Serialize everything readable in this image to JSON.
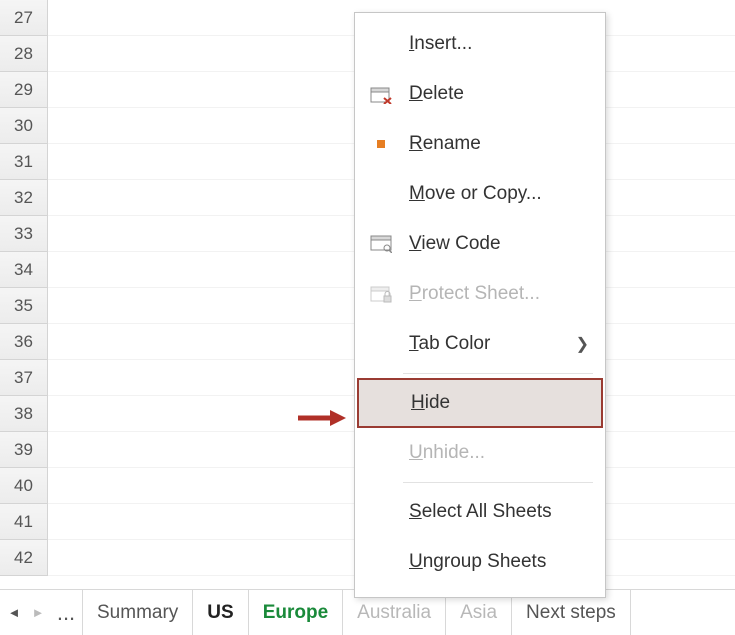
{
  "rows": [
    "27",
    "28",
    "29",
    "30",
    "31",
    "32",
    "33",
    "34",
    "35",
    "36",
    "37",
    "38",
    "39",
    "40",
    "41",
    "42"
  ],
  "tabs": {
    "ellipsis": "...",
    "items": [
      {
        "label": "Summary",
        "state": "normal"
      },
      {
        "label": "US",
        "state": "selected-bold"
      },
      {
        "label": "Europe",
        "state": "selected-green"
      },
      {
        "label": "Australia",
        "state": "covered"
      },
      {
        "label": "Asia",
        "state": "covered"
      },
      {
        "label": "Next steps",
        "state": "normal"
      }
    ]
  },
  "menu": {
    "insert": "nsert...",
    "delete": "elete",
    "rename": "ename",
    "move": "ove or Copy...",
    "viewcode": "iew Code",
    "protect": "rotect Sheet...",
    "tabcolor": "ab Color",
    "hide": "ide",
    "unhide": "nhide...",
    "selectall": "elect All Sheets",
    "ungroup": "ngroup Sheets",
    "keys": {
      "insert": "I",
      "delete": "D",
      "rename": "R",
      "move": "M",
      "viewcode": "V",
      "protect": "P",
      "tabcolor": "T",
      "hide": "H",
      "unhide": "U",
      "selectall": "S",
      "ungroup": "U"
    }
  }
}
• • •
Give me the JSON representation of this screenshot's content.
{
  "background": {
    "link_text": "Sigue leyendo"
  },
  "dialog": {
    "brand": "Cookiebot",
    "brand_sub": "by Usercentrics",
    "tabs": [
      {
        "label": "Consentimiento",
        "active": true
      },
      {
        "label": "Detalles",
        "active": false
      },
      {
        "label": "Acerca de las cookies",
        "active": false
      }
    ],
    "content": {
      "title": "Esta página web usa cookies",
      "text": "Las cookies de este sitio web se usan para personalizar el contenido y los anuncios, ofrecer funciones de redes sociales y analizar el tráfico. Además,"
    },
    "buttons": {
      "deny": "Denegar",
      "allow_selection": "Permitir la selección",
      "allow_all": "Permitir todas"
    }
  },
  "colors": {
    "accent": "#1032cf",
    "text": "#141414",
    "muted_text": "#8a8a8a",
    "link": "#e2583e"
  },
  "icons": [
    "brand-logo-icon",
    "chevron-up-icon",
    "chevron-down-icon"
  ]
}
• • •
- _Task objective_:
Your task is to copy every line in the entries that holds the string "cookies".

- _Solution to the exercise_:
        "label": "Acerca de las cookies",
      "title": "Esta página web usa cookies",
      "text": "Las cookies de este sitio web se usan para personalizar el contenido y los anuncios, ofrecer funciones de redes sociales y analizar el tráfico. Además,"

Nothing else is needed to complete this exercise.